Seriously, that’s exactly what my Aunt said. No pause. No holding back. Being in your 80’s gives you the right to speak your mind. You’ve seen more of life than most people and the consequences that go along with it. She talks with people all of the time. Neighbors, relatives, the person at the grocery store checkout, the barista at the local coffee shop. She has seen the result of “stupid degrees” for decades.
So this is my effort to honor that request.
(Although for my clients, that doesn’t seem to be a problem. I tend to attract families whose kids are high achievers headed for engineering or business, and such.)
Three decades ago, only 30% of the population attended college. Today that statistic has flipped. 70% attend college.
The following is my opinion. You don’t have to agree with it.
The statistic flopped because society was told, “You must have a college degree to be successful in life.” (Which we know is false.) If you think about that statistic, with the number of college students more than doubling, colleges had to come up with new, enticing, ideas for degree programs. They only had so many engineering and architecture seats and professors. And not everyone is a good fit for that.
But how do you help your teen make the right decision for themselves?
For some kids the answer is obvious.
They’ve always had a bent for x. It’s in their DNA. For others it may not be as obvious. But even when it is obvious, that still may not be the best “career” choice. (I was singing on stage from the time I was 6 years old. But that’s a tough career choice.)
When mentoring your teens toward their life career, and how to educate them with that in mind, you must consider this.:
(1) While it’s nice to be trained in your passions and the things that light you up… is there a job associated with that? Will they need two additional jobs just to stay afloat? Will they be one of the tens of thousands of college educated baristas?
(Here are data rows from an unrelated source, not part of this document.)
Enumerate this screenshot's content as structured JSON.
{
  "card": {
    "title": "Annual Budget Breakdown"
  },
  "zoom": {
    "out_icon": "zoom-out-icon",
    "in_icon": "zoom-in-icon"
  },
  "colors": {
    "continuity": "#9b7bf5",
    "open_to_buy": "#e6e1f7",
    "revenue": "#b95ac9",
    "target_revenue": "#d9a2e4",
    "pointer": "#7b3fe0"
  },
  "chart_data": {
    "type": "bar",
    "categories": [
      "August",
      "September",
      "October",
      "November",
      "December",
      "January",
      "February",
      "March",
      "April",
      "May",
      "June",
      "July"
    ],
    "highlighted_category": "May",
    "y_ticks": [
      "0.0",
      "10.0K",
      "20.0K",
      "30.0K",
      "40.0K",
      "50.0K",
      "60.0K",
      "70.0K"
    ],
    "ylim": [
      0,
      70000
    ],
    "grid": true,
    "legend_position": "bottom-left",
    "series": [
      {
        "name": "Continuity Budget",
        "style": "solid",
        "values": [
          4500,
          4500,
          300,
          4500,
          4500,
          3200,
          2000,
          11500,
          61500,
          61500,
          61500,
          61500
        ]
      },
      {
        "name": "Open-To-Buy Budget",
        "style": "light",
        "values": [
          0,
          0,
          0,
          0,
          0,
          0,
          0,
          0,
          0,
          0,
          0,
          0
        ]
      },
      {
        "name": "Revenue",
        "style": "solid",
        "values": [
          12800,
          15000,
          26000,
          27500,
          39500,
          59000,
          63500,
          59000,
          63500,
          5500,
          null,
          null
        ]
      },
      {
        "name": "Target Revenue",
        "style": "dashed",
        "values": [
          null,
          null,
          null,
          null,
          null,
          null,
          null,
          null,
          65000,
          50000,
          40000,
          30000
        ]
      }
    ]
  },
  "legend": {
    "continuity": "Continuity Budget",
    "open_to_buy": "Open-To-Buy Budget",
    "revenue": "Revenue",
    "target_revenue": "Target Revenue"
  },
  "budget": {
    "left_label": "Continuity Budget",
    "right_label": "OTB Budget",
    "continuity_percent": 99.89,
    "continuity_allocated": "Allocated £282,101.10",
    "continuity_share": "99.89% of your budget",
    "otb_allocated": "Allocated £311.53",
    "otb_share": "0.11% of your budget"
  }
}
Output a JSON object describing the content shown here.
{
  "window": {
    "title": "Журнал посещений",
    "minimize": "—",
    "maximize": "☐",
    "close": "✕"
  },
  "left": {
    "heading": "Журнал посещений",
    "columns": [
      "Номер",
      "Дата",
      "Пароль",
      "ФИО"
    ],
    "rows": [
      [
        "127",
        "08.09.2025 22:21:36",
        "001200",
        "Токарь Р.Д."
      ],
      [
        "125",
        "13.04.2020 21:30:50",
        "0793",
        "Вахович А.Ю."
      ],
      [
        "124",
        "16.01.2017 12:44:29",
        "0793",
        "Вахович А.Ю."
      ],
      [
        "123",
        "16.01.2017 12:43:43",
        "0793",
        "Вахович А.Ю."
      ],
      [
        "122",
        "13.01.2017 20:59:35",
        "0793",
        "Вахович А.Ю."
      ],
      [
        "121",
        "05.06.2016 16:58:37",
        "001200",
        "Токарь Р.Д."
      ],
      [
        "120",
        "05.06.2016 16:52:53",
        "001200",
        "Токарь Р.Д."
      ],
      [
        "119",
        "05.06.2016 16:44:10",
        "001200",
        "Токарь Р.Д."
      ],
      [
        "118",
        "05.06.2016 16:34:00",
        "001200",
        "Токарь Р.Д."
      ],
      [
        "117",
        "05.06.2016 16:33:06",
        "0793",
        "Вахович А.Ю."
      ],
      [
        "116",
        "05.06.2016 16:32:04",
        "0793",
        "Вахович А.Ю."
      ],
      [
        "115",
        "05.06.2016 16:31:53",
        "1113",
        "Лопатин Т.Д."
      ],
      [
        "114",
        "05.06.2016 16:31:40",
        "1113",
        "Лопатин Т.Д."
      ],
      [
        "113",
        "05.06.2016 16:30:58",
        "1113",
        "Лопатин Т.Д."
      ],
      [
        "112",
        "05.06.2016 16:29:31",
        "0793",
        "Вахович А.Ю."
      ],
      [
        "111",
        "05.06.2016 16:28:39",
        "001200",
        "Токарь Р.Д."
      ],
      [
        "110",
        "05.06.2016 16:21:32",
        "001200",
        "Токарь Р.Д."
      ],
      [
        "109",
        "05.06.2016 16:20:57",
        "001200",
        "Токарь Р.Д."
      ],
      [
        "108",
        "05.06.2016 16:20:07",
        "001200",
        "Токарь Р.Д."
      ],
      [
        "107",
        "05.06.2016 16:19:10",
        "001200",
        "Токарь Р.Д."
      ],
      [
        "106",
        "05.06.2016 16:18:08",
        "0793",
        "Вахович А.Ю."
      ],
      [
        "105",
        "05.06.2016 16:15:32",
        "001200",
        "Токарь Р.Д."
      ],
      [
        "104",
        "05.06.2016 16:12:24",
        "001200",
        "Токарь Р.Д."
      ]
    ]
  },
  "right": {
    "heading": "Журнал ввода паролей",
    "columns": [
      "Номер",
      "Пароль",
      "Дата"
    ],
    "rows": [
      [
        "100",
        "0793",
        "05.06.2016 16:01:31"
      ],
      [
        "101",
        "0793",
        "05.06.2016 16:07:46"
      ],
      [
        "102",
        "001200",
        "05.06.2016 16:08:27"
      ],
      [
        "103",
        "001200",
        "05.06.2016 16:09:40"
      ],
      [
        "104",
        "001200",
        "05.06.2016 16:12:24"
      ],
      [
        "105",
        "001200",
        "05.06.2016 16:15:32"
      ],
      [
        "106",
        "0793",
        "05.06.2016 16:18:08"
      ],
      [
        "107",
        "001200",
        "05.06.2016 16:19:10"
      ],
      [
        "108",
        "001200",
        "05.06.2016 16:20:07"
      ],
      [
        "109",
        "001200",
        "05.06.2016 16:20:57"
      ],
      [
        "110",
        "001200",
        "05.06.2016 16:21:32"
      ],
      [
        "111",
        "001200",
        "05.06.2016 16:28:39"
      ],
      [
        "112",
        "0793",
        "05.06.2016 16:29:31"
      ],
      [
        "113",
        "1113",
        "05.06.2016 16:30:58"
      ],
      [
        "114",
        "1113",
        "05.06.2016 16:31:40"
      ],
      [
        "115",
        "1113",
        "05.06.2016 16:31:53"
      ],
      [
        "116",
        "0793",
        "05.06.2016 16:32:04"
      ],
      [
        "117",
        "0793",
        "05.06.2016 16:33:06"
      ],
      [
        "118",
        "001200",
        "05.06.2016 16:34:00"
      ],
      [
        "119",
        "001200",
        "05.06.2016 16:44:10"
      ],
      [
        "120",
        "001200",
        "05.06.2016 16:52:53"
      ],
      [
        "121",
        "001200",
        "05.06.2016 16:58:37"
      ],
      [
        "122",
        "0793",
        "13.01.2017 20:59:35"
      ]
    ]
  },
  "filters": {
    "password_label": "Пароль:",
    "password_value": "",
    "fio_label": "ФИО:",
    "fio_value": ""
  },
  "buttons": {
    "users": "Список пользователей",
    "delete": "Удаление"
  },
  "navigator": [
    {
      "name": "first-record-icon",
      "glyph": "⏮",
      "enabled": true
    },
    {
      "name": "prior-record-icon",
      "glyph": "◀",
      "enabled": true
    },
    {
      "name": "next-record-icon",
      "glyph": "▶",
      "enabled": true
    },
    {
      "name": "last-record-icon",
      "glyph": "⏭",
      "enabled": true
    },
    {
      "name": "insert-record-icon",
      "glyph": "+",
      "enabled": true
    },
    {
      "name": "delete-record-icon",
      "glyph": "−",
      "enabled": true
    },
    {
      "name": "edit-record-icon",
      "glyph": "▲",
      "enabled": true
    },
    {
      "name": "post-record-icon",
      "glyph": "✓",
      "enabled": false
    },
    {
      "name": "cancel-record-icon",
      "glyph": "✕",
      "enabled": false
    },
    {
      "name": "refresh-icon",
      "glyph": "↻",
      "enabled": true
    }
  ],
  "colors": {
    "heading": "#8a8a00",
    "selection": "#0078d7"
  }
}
Is a degree even necessary for that passion or are you blowing $300,000 on an underwater basketweaving degree?
I’m not saying this is bad. I’m saying be prepared.
Not to say that you have to give up the “thing”. No. You can do the thing as your fun activity or weekend or evening gig. (I continued to sing on stages from a young age as my weekend fun passion, and only retired from the stage at age 55.)
Also it’s not uncommon to get the degree in your passion field but when it’s a J-O-B it’s not FUN anymore bc it’s a lot more than what you thought. (It requires “math” which you hate. Or “science” which you have trouble memorizing.)
(2) So you’ve got an idea of the “what”, but maybe you’re thinking what is the least amount of formal education required to do the thing. Ok. I can respect that. (Let’s get into the world of work and start making a living.) Except… what is REALLY required or expected as the education to be employable? In pretty much any field, all other things being equal such as level of experience, the higher educated applicant will win every time. I’m not saying to get your PhD or even your masters for everything. What I am saying is, do your homework!
Will a certificate be enough? What employment is available with that alone? Can you live on that?
BS vs BA?
There are some fields where a bachelors isn’t gonna cut it. At. All. No way. No how.
Now let’s talk “high school” requirements. This is where you come in.
Most traditional high schools won’t let you get away without the minimum courses for graduation. If you’re homeschooling that should tell you something. The school system doesn’t care if you’re headed directly to work, trade school, or college. There are subjects needed to get by in life. You need a basic understanding of algebra to cut or multiply a recipe, geometry and physics to be a good driver, biology to communicate well with your doctor.
Even taking the GED (which I do not recommend for several reasons) requires some minimal proficiency.
Many trades require some minimal level of algebra and geometry understanding. Heck-today the “tools of the trade” are much more than a hammer and screwdriver. The tools used today are electronic and computerized. You should have some clue about them.
You’re not doing your kid any favors by skipping the basics. (And I can’t tell you the number of kids whom everyone thought was preparing for trade school, at the last moment decided he wanted to go to college.)
Why am I mentioning this? Because twice today I’ve seen parents ask what minimum education their kid needs for x career. Or the kid doesn’t like math or science, and says he’s had enough history. 🤦🏼♀️(We’re talking about a 13/14 year old.)
Your job is to raise adults who can function in society, contribute, and live on their own.
You’re not gonna like/love everything you are required to do in life. (Laundry, for example!😂)
Some things you have to do like it or not. Get over it!
These are life lessons. Lessons your teens need to learn NOW while the consequences are minimal while living under your roof.
Be the Parent!